Lilah Shorey, ’22, is a student at University of Washington. She is majoring in pre-social science and plans to apply for a political science major.
Q: Why did you choose to go to University of Washington?
A: Honestly, the reasons I chose it weren’t very academic. I was looking more for a place where I wanted to live long-term, and Seattle was a perfect fit for me. I prefer cold weather. It’s a big city. I knew I wanted to live in a city where it was colder, and I really looked into all those kinds of aspects when choosing the school.
I also made sure there were lots of things to do nearby like lots of restaurants and stuff so I would not get bored.
Washington’s a good school. They have a really good program for the major I am interested in and I thought it would be a good choice.
Q: What classes are you taking?
A: I’m taking Psych 101, Intro to American Politics and an art history class, which is like a Western survey. So it’s all Renaissance stuff.
Q: What is your favorite class?
A: My favorite class is Psych. I’ve been really interested in psychology, but I’ve never been able to take a class.
Q: Why did you pick your major?
A: I’m very interested in history, especially American history, but I didn’t want to be a history major.
In political science, you need to know a lot about history, especially American history, to understand the political system that we have in place right now. I want to do some actual change in the world, and I was thinking political science was probably my best bet for getting into politics and getting to learn about subjects I’m interested in.
Q: Are you participating in any clubs?
A: Yeah, I’m in two film clubs. One is Good Films. They have Jeopardy and fun stuff. The other one is where they only play bad movies, and so every Thursday I go and watch a terrible movie. It’s actually really fun.
Q: How do you like the college experience so far?
A: I absolutely love it. I immediately adjusted to it. I’m having the time of my life. I made friends pretty easily, and I spend most of my time hanging out with them since my classes don’t demand too much of me. I get to explore Seattle a lot and go out and hang out. It’s super fun. There’s so much to do here, and my time is never wasted.
Q: Is there anything that surprised you about this college?
A: I expected the food to be a little bit better. Going in, I saw that they had tons of options for food in the dining hall, and I was super excited. I was like “Oh, I’m never going to get bored of the food options!”
I was wrong. Everything is only open from 11 a.m. to 2 p.m., so that’s the only window you have if you want to get food. The only thing that is consistent is a sandwich shop that has burgers and chicken strips. I live off of chicken strips, which is definitely not going to sustain me for a long time.
Q: Do you work any part-time jobs?
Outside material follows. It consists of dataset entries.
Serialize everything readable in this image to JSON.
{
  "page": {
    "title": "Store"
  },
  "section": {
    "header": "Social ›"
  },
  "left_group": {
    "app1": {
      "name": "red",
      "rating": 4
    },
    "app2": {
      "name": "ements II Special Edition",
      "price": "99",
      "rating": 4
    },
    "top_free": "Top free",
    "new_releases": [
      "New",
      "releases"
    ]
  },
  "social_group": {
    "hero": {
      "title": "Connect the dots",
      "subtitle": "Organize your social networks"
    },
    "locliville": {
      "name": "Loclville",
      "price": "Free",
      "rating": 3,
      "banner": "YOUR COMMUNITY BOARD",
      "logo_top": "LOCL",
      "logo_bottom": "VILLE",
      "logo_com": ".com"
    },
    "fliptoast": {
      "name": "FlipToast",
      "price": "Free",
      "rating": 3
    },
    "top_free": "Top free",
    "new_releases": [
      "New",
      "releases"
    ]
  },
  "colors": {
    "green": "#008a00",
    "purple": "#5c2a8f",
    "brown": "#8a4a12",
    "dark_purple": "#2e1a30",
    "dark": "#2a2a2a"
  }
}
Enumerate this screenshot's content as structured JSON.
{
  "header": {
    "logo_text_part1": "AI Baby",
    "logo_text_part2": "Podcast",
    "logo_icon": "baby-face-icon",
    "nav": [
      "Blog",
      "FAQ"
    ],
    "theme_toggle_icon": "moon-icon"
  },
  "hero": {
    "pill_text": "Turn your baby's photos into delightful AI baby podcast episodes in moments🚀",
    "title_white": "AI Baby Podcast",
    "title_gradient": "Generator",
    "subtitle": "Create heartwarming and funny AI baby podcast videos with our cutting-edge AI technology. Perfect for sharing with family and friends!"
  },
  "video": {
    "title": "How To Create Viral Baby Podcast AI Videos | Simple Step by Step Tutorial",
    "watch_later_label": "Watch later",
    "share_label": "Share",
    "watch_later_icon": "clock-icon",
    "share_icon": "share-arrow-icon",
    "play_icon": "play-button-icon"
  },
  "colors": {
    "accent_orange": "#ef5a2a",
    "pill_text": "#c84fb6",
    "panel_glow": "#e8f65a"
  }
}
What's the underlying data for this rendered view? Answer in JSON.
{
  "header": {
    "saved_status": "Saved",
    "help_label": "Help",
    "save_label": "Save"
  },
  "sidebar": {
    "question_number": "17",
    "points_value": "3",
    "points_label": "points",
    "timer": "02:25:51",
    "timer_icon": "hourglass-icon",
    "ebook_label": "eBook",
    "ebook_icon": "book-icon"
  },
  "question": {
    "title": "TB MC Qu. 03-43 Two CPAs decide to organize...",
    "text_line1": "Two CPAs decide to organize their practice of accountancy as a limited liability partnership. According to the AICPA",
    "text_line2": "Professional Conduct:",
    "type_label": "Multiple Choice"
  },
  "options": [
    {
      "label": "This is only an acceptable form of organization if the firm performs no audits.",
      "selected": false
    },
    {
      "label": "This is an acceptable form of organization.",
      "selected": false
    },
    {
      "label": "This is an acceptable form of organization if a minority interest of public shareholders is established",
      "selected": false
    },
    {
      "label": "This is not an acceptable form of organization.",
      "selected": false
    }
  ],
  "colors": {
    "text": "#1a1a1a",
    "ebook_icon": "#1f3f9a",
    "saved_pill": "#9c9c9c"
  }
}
A: Not yet, because I wanted to let myself ease into college, but I’m definitely thinking about it for future semesters. For the political science program, they have this opportunity to go and work in Olympia, the capital of Washington.
Q: How was the transition from Country Day to college?
A: It was really good. I think Country Day prepared me very well for college. College is actually much easier than I thought it would be, coming from Country Day. I felt really prepared overall, and it hasn’t been much of a shock or change.
Q: Do you have any advice for the class of 2023?
A: Just make sure you’re going somewhere you want to live. Also, check where the dorms are located. That’s one of the big issues for me.
There are two sides of campus, the West Campus and the North Campus. I chose to live on West Campus, which was a big mistake because it’s really dangerous, and I don’t feel comfortable walking back to my dorm at night. I would say make sure you know where the dorm is located, especially if you have different options of where the dorms are.
Just research and know who your roommates are beforehand because I know a bunch of people who are really unhappy with the situation now because they didn’t contact people before.
— By Anisha Mondal